See the original story in Japanese.
While Japan has seen the birth of various FoodTech startups, the majority of them have aimed to solve problems related to increasing productivity and the safety of food, or to making food distribution more efficient, as opposed to focusing on food itself. However, the startup this article introduces is edgy enough that we can describe it as being smack dab at the center of FoodTech.
The FoodTech startup Comp is headquartered in Kanda, Tokyo and develops meal replacements. In general, it is difficult for humans to obtain all of our necessary nutrients with only one item of food. With the progression of changing nuclear families, people who live alone, and people who dine out or buy pre-packaged food, it is difficult to maintain well-balanced eating habits. According to the Japanese Ministry of Health, Labor, and Welfare’s “Dietary Requirements”, which is the dieticians go to handbook, a complete meal is one that mixes foods from the 6 food groups and 9 essential amino acids in a perfect balance.
The inspiration for making the products comes from Comp’s CEO Yuta Suzuki’s own experiences. Suzuki thought a lot about the importance of consuming complete meals after having suffered a lapse in health due to poor eating habits brought about by losing himself in his work and hobbies. Overseas, although meal replacements such as Soylent have been sold for a while now, they are expensive to import individually, the shipping fee is high, and it is optimized for Westerners who make up the most users, all together making it difficult to obtain in Japan. Also, depending on the case, there are products with additives that are prohibited in Japan, and it is difficult to develop a large-scale parallel import business. Against such a background, Suzuki is striving to develop food products that meet the complete nutritional needs.
Comp developed a powdered meal replacement called Comp Powder and it went on sale in April of 2016. People without time for sleeping and eating, people who are deeply focused on something–specifically, they have received support from engineers living alone, creators, gamers, and men in academia, reaching about 10,000 members who purchase items on a subscription basis in a year and a half. The company does not employ large-scale advertisement, and most of the new customers are organic inflows through word of mouth and social media.
Comp is teaming up with Mikakuto, a big name confectionery manufacturer in Japan, and jointly developed a meal replacement gummy called Comp Gummy, which began selling on Comp’s website in July. Buyers can purchase one 53 gram pack for 250 yen, a sample set of 3 for 500 yen, or 20 packs for 5,000 yen on the website. Because the nutritional value per gram is 3.8 kcal, ingesting 3 packs is equivalent to that of a beef bowl in terms of calories. With Comp powder, users were predominantly men, in partnering with Mikakuto the company is looking to attract a wide range of female customers since Mikakuto has produced a number of gummy products popular among this demographic.

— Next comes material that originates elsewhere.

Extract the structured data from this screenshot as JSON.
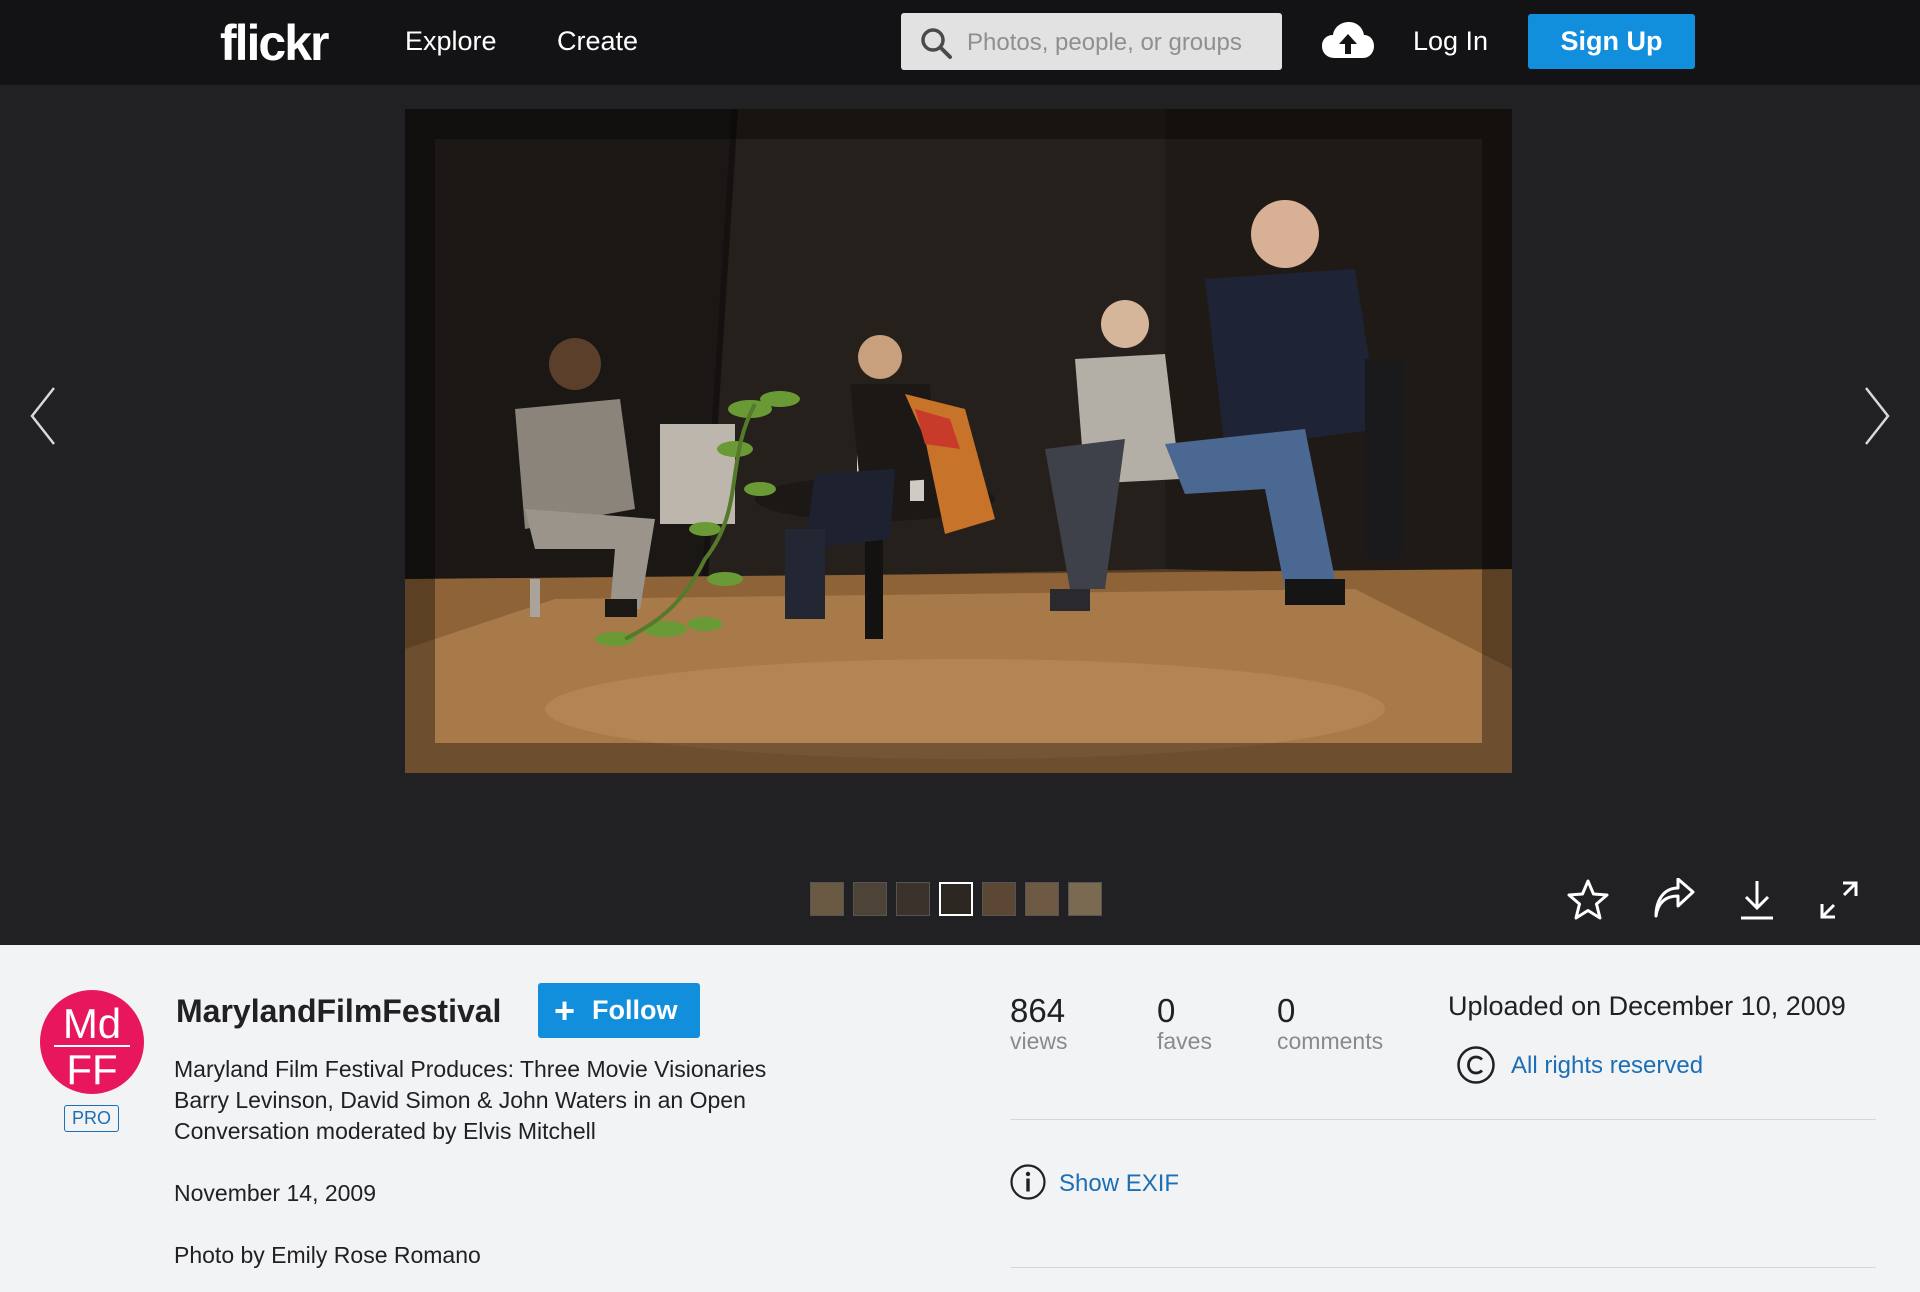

In terms of FoodTech startups in Japan also producing meal replacements, there is Basefood which developed “Complete Nutritive Pasta”. Comp’s competition along this vertical is set to increase, but Suzuki shared that the company’s brand and technology was established around the idea that “Diet, exercise, and rest foster good health,” and he hopes to continue one step ahead of the competitors.
Last year Comp was selected for the Kirin Accelerator 2016, an open innovation program by Japan’s leading brewing company.
- Soylent announces next generation meal replacement will arrive pre-bottled (Entrepreneur)
- Soylent 1.1 hopes to make you fart less (The Verge)
Translated by Amanda Imasaka